 Followers of the one true God are told repeatedly in the Bible to worship him in the sanctuary. In the Old Testament, that was a physical place where the priests served and the people of God came to offer sacrifices and worship. After the cross, where Jesus made the perfect sacrifice, necessary and efficient for the forgiveness of all who come to him by faith, the sanctuary became the human heart. Paul asked the church at Corinth, “Or do you not know that your body is the temple (sanctuary) of the Holy Spirit who is in you?” That means that worship is no longer a weekly event or a service or an isolated act. Worship is a way of life. In fact, for the believer, to live is to worship God. Paul said, “To live is Christ and to die is gain” (more Christ).
That means that we worship God everywhere, including when we gather as believers in the church building. Sunday morning should be the culmination of a week of worship. The explosive joy of the Sunday morning worship experience will reflect the daily celebration of the people of God that cannot be contained in quiet contemplation when they gather in the same room, often called “the sanctuary.” Boring? Only if the leaders are dulled in their own walk with Christ or if the people are there for ritual rather than relationship. Dry? Only if the preacher’s soul and Bible are dusty. Or if the hearts of the people are cracked, unable to hold the pure water of God’s Word because they have lived that week consumed with self, pursuing their own pleasures, ignoring the daily promptings of the God who loves them and bought them with a price. As I am writing this column, an old friend stopped by my table at Starbucks to talk about something the Lord has been teaching him about worship. “My wife has read a book recently about addictions,” he said. “And on the back cover it says, ‘addiction is a worship disorder.’” That’s it. We were created to worship God, and he alone can fill our heart and soul and satisfy us.
Even the very young, whose lives are being transformed by the grace of God, understand the wealth of worship with the followers of Jesus.

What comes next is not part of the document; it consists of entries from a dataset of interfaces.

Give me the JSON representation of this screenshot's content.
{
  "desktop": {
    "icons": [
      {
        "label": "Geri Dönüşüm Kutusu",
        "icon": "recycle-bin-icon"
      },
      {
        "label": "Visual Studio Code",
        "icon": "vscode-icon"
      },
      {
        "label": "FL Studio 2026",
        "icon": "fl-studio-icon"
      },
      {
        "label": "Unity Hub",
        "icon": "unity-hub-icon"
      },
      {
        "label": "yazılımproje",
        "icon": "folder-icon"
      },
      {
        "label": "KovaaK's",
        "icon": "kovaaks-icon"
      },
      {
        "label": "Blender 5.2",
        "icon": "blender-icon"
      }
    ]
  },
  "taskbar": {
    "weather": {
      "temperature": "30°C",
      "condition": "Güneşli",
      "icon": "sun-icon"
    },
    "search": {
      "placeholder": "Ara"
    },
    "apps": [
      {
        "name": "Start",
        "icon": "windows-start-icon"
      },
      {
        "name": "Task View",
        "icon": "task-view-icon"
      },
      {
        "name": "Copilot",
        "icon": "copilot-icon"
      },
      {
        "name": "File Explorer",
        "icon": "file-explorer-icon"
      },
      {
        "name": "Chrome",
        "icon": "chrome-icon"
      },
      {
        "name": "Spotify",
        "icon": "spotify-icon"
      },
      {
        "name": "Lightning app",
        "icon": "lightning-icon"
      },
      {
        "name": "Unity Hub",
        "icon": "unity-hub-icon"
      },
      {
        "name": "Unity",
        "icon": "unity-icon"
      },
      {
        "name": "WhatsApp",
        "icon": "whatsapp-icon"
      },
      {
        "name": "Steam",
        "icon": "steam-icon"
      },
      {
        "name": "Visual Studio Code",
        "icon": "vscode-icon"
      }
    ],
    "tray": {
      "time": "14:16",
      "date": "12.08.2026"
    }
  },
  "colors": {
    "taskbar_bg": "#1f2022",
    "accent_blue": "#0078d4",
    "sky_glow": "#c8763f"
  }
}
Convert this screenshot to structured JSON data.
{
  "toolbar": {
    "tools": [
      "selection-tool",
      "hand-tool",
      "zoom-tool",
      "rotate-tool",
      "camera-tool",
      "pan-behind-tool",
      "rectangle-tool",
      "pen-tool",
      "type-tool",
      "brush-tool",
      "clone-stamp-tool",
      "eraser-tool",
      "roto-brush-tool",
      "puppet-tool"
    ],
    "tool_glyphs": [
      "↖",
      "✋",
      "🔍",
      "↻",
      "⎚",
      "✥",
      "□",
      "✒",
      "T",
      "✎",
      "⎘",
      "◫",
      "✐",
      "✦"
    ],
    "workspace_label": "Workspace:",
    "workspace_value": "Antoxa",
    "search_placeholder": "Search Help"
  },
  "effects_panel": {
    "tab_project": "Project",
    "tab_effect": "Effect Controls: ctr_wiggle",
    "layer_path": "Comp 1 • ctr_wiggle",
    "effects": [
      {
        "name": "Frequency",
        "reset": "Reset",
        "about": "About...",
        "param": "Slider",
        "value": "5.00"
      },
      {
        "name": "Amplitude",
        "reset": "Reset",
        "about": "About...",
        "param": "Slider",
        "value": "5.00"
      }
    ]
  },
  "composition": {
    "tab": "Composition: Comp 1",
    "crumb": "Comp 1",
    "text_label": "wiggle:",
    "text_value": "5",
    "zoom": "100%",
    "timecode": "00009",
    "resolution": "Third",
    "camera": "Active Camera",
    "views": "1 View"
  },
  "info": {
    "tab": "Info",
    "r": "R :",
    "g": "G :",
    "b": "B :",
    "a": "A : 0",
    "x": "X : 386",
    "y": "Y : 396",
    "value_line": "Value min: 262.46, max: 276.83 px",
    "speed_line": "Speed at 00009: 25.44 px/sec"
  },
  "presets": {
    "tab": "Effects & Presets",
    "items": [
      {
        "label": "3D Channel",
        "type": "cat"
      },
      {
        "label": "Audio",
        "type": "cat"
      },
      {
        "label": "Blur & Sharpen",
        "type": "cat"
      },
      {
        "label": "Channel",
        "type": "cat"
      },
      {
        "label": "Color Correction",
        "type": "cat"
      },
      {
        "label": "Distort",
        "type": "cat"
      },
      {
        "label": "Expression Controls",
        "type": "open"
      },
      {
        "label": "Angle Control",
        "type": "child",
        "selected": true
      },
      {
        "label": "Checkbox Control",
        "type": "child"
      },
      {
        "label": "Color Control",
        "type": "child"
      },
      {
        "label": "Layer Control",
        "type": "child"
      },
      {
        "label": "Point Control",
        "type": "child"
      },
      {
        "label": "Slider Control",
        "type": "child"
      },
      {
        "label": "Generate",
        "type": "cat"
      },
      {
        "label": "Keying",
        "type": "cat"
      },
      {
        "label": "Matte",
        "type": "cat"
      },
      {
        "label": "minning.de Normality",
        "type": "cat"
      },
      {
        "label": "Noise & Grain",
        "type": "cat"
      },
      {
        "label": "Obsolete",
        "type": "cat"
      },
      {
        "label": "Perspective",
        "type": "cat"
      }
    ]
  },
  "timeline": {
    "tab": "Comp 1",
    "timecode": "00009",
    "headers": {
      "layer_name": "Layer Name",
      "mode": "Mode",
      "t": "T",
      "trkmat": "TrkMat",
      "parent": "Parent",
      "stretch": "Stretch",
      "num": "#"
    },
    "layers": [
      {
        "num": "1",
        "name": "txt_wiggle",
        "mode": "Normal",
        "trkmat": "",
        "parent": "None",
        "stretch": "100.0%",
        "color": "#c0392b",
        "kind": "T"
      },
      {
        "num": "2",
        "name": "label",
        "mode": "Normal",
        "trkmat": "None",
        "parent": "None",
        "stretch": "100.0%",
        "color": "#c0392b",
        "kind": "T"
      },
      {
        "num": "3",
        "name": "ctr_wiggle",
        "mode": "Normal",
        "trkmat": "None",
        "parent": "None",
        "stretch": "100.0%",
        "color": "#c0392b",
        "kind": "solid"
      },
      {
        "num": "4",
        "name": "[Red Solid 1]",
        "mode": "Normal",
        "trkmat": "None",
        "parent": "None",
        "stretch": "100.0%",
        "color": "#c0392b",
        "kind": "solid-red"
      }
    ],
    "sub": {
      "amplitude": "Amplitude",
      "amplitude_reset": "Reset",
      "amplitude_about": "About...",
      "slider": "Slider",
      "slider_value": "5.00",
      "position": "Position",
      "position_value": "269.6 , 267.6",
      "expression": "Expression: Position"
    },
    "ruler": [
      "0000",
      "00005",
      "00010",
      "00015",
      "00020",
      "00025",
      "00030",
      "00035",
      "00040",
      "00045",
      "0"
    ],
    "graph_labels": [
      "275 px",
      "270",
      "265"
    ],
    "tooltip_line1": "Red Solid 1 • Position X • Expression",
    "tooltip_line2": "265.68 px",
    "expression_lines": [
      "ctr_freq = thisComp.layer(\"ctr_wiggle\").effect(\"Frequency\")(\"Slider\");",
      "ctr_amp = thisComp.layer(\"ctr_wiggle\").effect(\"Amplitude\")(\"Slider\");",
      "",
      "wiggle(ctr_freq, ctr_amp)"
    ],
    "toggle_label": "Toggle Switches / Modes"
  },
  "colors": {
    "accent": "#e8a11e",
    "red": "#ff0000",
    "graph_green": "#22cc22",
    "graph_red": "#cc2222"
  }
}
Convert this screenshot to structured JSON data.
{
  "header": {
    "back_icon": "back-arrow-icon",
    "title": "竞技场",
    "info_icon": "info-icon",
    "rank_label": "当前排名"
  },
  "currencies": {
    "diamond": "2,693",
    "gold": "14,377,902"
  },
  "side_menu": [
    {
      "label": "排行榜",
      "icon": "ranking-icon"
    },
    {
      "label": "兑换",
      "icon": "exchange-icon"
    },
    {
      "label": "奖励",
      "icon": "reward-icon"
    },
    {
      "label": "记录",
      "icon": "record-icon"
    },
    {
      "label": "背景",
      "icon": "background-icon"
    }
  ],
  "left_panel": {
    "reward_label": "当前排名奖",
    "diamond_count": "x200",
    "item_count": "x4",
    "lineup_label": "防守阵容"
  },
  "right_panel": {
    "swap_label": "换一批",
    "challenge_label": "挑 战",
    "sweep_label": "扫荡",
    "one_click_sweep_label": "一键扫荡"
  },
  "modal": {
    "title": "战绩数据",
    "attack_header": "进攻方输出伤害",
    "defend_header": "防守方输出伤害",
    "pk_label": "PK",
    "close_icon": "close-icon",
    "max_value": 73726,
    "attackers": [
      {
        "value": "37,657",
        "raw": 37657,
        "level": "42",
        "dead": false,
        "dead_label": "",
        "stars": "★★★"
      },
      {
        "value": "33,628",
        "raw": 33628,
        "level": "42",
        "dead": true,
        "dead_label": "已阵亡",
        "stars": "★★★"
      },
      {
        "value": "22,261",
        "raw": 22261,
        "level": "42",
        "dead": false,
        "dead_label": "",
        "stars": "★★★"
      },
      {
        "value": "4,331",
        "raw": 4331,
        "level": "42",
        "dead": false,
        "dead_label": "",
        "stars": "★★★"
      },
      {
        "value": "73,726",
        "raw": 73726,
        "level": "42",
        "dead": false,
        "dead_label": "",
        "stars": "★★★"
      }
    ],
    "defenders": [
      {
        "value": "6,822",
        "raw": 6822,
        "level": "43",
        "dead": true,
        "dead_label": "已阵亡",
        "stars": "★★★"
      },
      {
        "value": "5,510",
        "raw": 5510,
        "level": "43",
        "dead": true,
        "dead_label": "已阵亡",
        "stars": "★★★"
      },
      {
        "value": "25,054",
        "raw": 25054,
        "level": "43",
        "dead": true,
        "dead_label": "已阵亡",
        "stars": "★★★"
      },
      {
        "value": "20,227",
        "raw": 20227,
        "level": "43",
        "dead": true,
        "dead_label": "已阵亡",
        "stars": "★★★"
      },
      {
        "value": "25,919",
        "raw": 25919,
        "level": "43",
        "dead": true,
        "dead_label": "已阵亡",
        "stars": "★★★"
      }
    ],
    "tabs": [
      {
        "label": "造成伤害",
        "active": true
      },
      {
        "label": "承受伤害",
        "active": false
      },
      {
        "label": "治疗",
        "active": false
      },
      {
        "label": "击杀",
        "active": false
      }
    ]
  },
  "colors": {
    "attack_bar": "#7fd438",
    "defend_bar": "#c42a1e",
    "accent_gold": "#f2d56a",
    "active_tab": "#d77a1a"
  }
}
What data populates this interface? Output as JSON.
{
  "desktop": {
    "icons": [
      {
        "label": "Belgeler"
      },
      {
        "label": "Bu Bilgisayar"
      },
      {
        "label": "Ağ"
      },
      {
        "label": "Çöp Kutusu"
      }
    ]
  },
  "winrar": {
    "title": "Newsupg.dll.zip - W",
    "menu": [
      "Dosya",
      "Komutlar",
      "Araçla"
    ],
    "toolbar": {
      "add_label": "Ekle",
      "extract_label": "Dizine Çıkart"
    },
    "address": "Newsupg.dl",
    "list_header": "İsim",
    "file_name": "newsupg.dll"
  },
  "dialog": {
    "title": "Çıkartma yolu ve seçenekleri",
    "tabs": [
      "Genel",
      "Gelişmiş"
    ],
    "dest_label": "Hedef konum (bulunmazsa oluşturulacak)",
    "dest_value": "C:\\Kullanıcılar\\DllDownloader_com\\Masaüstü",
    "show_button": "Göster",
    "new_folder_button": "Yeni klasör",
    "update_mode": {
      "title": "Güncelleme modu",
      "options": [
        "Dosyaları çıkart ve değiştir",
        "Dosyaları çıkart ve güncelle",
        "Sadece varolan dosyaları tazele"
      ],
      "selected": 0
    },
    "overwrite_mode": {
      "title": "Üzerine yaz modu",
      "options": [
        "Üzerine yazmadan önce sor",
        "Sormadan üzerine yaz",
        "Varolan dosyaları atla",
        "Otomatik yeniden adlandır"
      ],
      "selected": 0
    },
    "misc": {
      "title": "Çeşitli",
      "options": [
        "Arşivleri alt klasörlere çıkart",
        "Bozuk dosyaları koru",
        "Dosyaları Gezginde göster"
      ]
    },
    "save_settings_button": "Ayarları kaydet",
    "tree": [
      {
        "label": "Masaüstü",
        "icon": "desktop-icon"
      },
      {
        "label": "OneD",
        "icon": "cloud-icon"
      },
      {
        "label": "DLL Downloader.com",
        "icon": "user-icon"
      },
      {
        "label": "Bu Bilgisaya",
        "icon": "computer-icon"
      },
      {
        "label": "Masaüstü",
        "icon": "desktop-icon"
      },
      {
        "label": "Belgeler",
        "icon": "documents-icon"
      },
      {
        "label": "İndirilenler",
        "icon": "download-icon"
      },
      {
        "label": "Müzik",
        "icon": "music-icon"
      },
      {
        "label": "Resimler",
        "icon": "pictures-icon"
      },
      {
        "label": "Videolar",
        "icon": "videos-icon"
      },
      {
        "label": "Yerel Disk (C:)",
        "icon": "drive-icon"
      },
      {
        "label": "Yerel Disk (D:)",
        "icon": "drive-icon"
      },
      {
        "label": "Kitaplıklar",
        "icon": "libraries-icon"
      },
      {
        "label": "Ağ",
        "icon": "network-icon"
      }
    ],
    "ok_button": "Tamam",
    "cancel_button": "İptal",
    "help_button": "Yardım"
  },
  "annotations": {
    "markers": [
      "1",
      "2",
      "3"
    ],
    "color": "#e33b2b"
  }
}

I got this email from a woman in our church whose son attended a local vacation Bible school, and on the way home one night, he shared the following story:
Mom, tonight my teacher was teaching us about the tabernacle and the high priest, and was talking about the sanctuary of the church and the pastor kind of being the same idea. Well, some of the kids in my class popped up saying things like, ‘I don’t like the sanctuary!’ ‘Yeah, me neither, I don’t like big church; it’s so boring in the sanctuary!’ My teacher said, ‘Well, that’s why you have kids’ church, but when you’re an adult you’ll like big church.’ So I raised my hand, and when the teacher called on me I said, ‘My friend Noah here (I pointed to Noah and he smiled and waved) heard our pastor, Pastor Mark, say a few weeks ago that it was ungodly to not read your Bible, and he’s been reading it every day since! And then his dad, Mr. Jeremy, shared that in church this week, and I heard that, and I’ve been reading my Bible every day since. So kids can learn things from the pastor in church, too.” Young children can lead us, especially when they see worship through God’s eyes.